  • Difficulty in doing close work such as reading, cooking, sewing, 
  • Trouble doing normal tasks because the light seems too dim 

Reducing Your Risk of Age-Related Macular Degeneration

Although there is currently no cure for AMD, there are a number of things you can do to reduce your chances of getting the disease and experiencing AMD-related vision loss.

Chris A. Knobbe, MD, ophthalmologist and former faculty member at the University of Texas Southwestern Medical Center, offers some useful tips you can use to prevent or slow the progression of macular degeneration. In addition to having regular eye exams, he recommends the following:

  • Don’t smoke
  • Eat plenty of dark, leafy green vegetables, such as raw spinach
  • Eat fish or take a fish oil supplement and eat fruit and nuts daily
  • Exercise regularly and maintain a healthy weight
  • Limit your intake of refined carbohydrates (high-glycemic index foods)
  • Keep your blood pressure and cholesterol under control
  • Wear sunglasses outdoors to block UV and blue light that may cause eye damage
  • Take a balanced multivitamin/multimineral supplement, such as Centrum Silver, unless your doctor advises otherwise
  • If you already have AMD, ask your doctor about one of the AREDS formulations or other supplements specially formulated for macular health 

Coping with Low Vision

If you are already living with low vision, the American Academy of Ophthalmology claims that there are many devices specifically designed to help you function better. These include various magnifying devices, electronic books, e-book readers and audio books.

Different devices are available for different tasks. A trained professional can help you understand which device is best for accomplishing your particular needs. For additional resources for low vision with macular degeneration, visit SmartSight: Making the Most of Remaining Vision

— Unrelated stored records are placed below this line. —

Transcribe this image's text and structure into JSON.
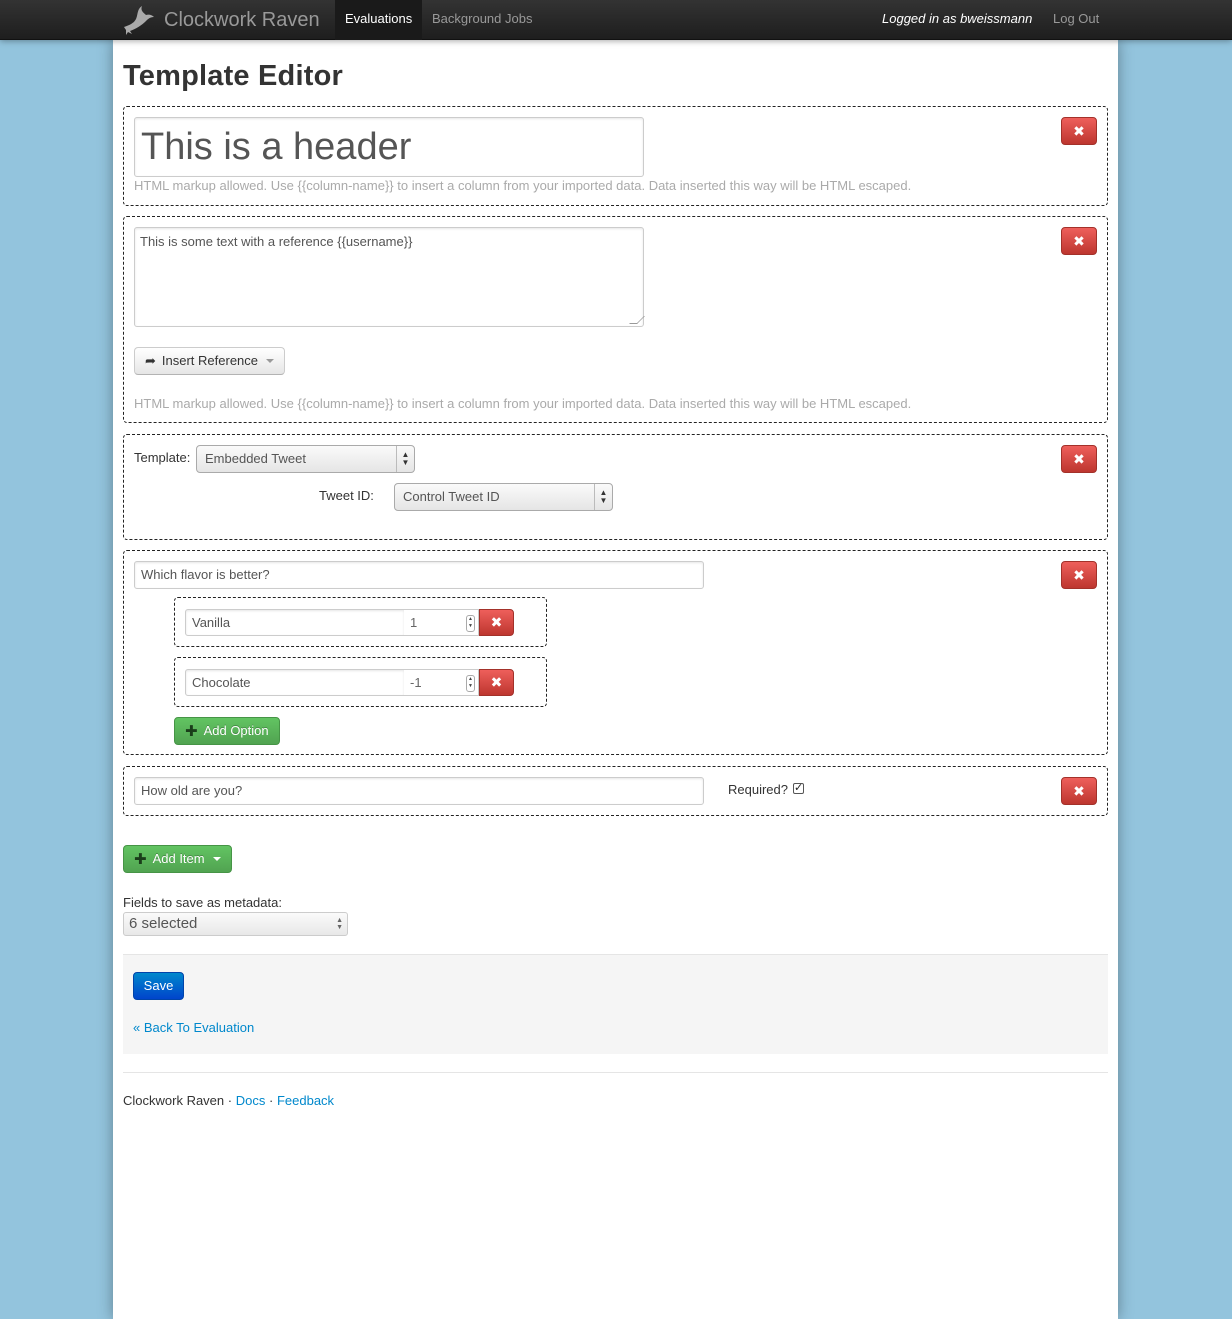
{
  "nav": {
    "brand": "Clockwork Raven",
    "links": [
      {
        "label": "Evaluations",
        "active": true
      },
      {
        "label": "Background Jobs",
        "active": false
      }
    ],
    "user_text": "Logged in as bweissmann",
    "logout": "Log Out"
  },
  "page_title": "Template Editor",
  "help_text": "HTML markup allowed. Use {{column-name}} to insert a column from your imported data. Data inserted this way will be HTML escaped.",
  "header_item": {
    "value": "This is a header"
  },
  "text_item": {
    "value": "This is some text with a reference {{username}}",
    "insert_reference_label": "Insert Reference"
  },
  "template_item": {
    "template_label": "Template:",
    "template_value": "Embedded Tweet",
    "tweet_id_label": "Tweet ID:",
    "tweet_id_value": "Control Tweet ID"
  },
  "mc_item": {
    "question": "Which flavor is better?",
    "options": [
      {
        "label": "Vanilla",
        "value": "1"
      },
      {
        "label": "Chocolate",
        "value": "-1"
      }
    ],
    "add_option_label": "Add Option"
  },
  "fr_item": {
    "question": "How old are you?",
    "required_label": "Required?",
    "required_checked": true
  },
  "add_item_label": "Add Item",
  "metadata": {
    "label": "Fields to save as metadata:",
    "value": "6 selected"
  },
  "actions": {
    "save_label": "Save",
    "back_label": "« Back To Evaluation"
  },
  "footer": {
    "brand": "Clockwork Raven",
    "sep": "·",
    "docs": "Docs",
    "feedback": "Feedback"
  },
  "icons": {
    "delete": "x-icon",
    "share": "share-icon",
    "plus": "plus-icon"
  },
  "colors": {
    "danger": "#da4f49",
    "success": "#5bb75b",
    "primary": "#006dcc",
    "background": "#93c4dd"
  }
}
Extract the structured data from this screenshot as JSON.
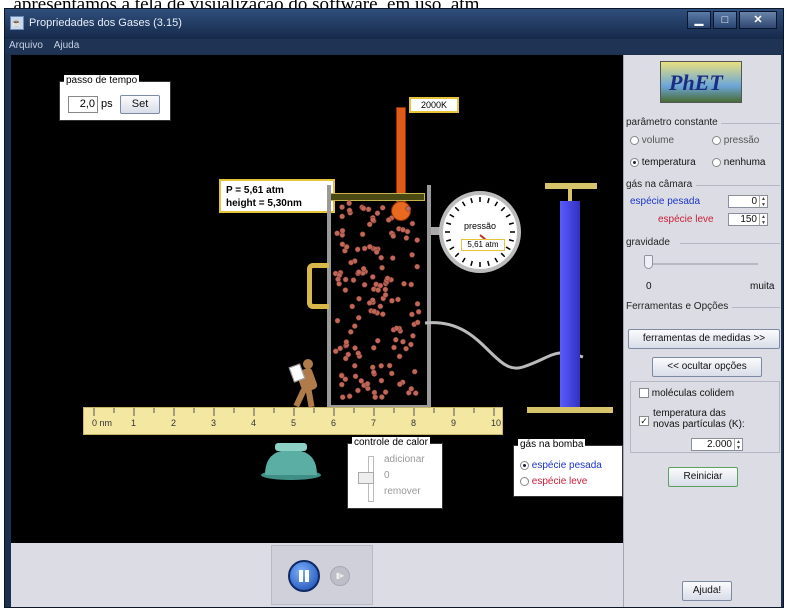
{
  "caption_above": ", apresentamos a tela de visualização do software, em uso, atm",
  "window": {
    "title": "Propriedades dos Gases (3.15)"
  },
  "menu": {
    "items": [
      "Arquivo",
      "Ajuda"
    ]
  },
  "timestep": {
    "legend": "passo de tempo",
    "value": "2,0",
    "unit": "ps",
    "set_label": "Set"
  },
  "thermometer": {
    "reading": "2000K"
  },
  "readout": {
    "pressure": "P = 5,61 atm",
    "height": "height = 5,30nm"
  },
  "gauge": {
    "label": "pressão",
    "value": "5,61 atm"
  },
  "ruler": {
    "ticks": [
      "0 nm",
      "1",
      "2",
      "3",
      "4",
      "5",
      "6",
      "7",
      "8",
      "9",
      "10"
    ]
  },
  "heat_control": {
    "legend": "controle de calor",
    "add_label": "adicionar",
    "zero_label": "0",
    "remove_label": "remover"
  },
  "pump_gas": {
    "legend": "gás na bomba",
    "heavy_label": "espécie pesada",
    "light_label": "espécie leve",
    "selected": "heavy"
  },
  "phet": {
    "logo": "PhET"
  },
  "constant_param": {
    "title": "parâmetro constante",
    "options": [
      "volume",
      "pressão",
      "temperatura",
      "nenhuma"
    ],
    "selected": "temperatura"
  },
  "chamber_gas": {
    "title": "gás na câmara",
    "heavy_label": "espécie pesada",
    "heavy_value": "0",
    "light_label": "espécie leve",
    "light_value": "150"
  },
  "gravity": {
    "title": "gravidade",
    "min_label": "0",
    "max_label": "muita",
    "level": 0
  },
  "tools": {
    "title": "Ferramentas e Opções",
    "measure_button": "ferramentas de medidas >>",
    "hide_button": "<< ocultar opções"
  },
  "options": {
    "collide_label": "moléculas colidem",
    "collide_checked": false,
    "temp_label": "temperatura das novas partículas (K):",
    "temp_checked": true,
    "temp_value": "2.000"
  },
  "reset_button": "Reiniciar",
  "help_button": "Ajuda!",
  "colors": {
    "canvas": "#000000",
    "panel": "#dcdde4",
    "heavy_species": "#1c35c7",
    "light_species": "#c8203a",
    "thermo_red": "#e05a1a",
    "pump_blue": "#4444dd"
  }
}
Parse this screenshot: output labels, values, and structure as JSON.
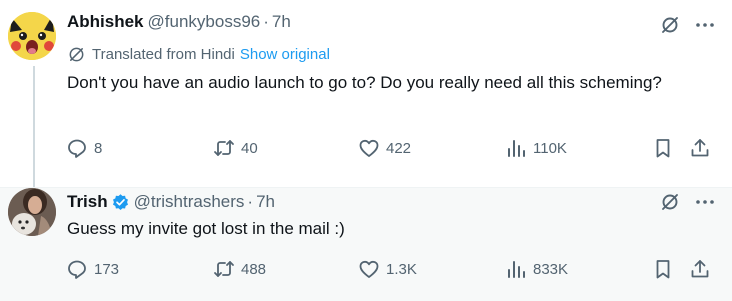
{
  "tweets": [
    {
      "name": "Abhishek",
      "handle": "@funkyboss96",
      "separator": "·",
      "time": "7h",
      "translated_label": "Translated from Hindi",
      "show_original": "Show original",
      "text": "Don't you have an audio launch to go to? Do you really need all this scheming?",
      "replies": "8",
      "retweets": "40",
      "likes": "422",
      "views": "110K",
      "avatar_icon": "pikachu-avatar-icon"
    },
    {
      "name": "Trish",
      "handle": "@trishtrashers",
      "separator": "·",
      "time": "7h",
      "text": "Guess my invite got lost in the mail :)",
      "replies": "173",
      "retweets": "488",
      "likes": "1.3K",
      "views": "833K",
      "verified": true,
      "avatar_icon": "photo-avatar-icon"
    }
  ],
  "colors": {
    "text": "#0f1419",
    "secondary": "#536471",
    "link": "#1d9bf0",
    "verified": "#1d9bf0",
    "thread_line": "#cfd9de",
    "highlight_bg": "#f7f9f9"
  },
  "icons": [
    "grok-icon",
    "more-icon",
    "translate-icon",
    "reply-icon",
    "retweet-icon",
    "like-icon",
    "views-icon",
    "bookmark-icon",
    "share-icon",
    "verified-badge-icon"
  ]
}
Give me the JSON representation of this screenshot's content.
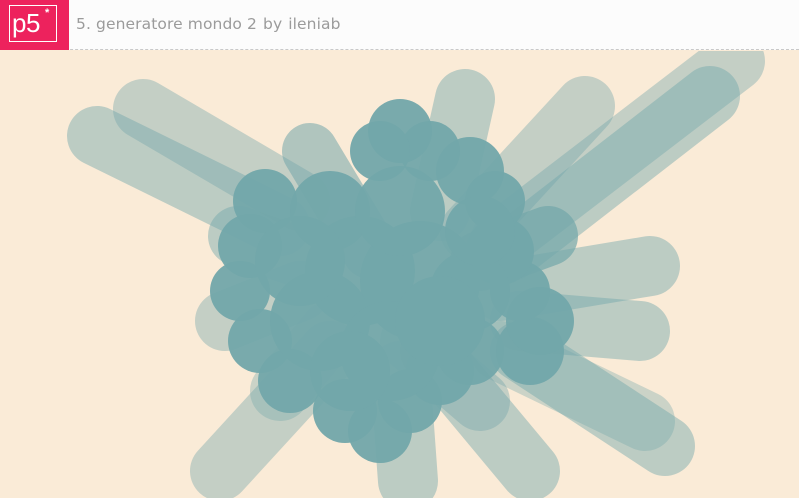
{
  "header": {
    "logo_text": "p5",
    "logo_star": "*",
    "sketch_title": "5. generatore mondo 2",
    "by_label": "by",
    "author": "ileniab"
  },
  "colors": {
    "brand": "#ed225d",
    "canvas_bg": "#faebd7",
    "blob": "#72a6aa",
    "header_bg": "#fcfcfc",
    "header_text": "#9b9b9b"
  },
  "canvas": {
    "description_icon": "p5-sketch-canvas"
  }
}
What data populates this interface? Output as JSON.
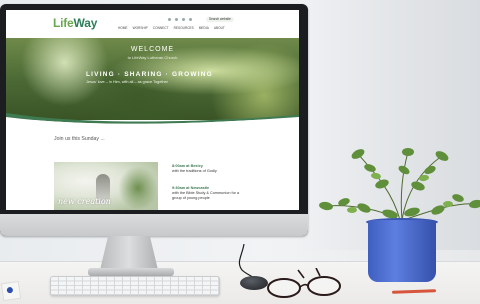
{
  "site": {
    "logo_part1": "Life",
    "logo_part2": "Way",
    "nav": [
      "HOME",
      "WORSHIP",
      "CONNECT",
      "RESOURCES",
      "MEDIA",
      "ABOUT"
    ],
    "search_label": "Search website"
  },
  "hero": {
    "welcome": "WELCOME",
    "sub": "to LifeWay Lutheran Church",
    "tag": "LIVING · SHARING · GROWING",
    "tagline": "Jesus' love – in Him, with all – as grace Together"
  },
  "join": "Join us this Sunday ...",
  "services": [
    {
      "time": "8:00am at Bexley",
      "desc": "with the traditions of Godly"
    },
    {
      "time": "9:30am at Newcastle",
      "desc": "with the Bible Study & Communion for a group of young people"
    }
  ],
  "image_caption": "new creation",
  "colors": {
    "brand": "#6aa84f",
    "brand_dark": "#2e7d5a",
    "pot": "#4a6ad0"
  }
}
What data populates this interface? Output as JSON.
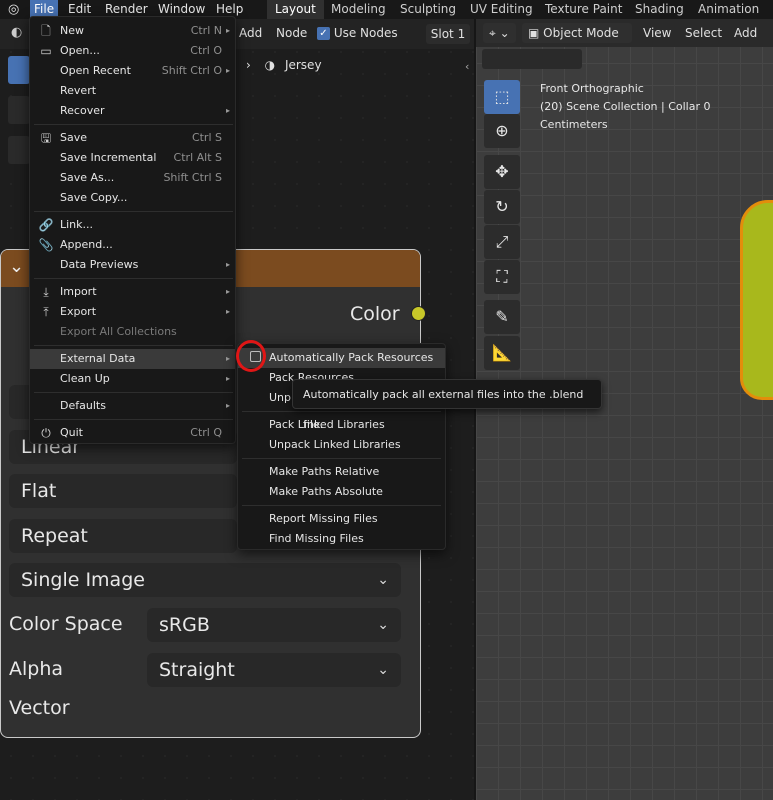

“By understanding the signs, symptoms and risk categories for low vision and taking proper preventive steps, you can reduce your odds of age-related vision problems and continue to enjoy the vibrant world that surrounds you,” says Elaine. 

Your Family Resource for Senior Living Information, Resources and Support

In addition to providing exceptional assisted living and memory care for loved ones, Provident Village at Creekside also serves as a valuable source of information, resources and support for area families. We invite you to read our regular articles and tips on important senior care topics, as well as to join us for our free, public education programs and events each month.

We also welcome you to call us with any questions you might have.

Live Vibrantly! at Provident Village at Creekside 

At Provident Village at Creekside, we believe vibrant days ensure bright tomorrows, so we’ve created a community where seniors, quite simply, Live Vibrantly! Whether it’s in our Assisted Living Community or Memory Care Neighborhood, each day we celebrate the individuality and strengths of each resident.

At Provident Village, to Live Vibrantly! means that days are filled with joy, vitality, growth and security. It means residents are socially active and personally empowered, with access to the personalized care and support they need to live fully. It means residing in a community where intellectual, social, emotional, spiritual and physical care are seamlessly integrated into everyday life. 

Our compassionate Care Partners dedicate each day to enriching the lives of our residents. They customize the level of attention and activities to each resident’s specific needs and abilities. Our living environments are warm and inviting, with comfortable furnishings, beautiful fixtures and natural elements that bring the outdoors inside.

We invite you to visit us and see for yourself!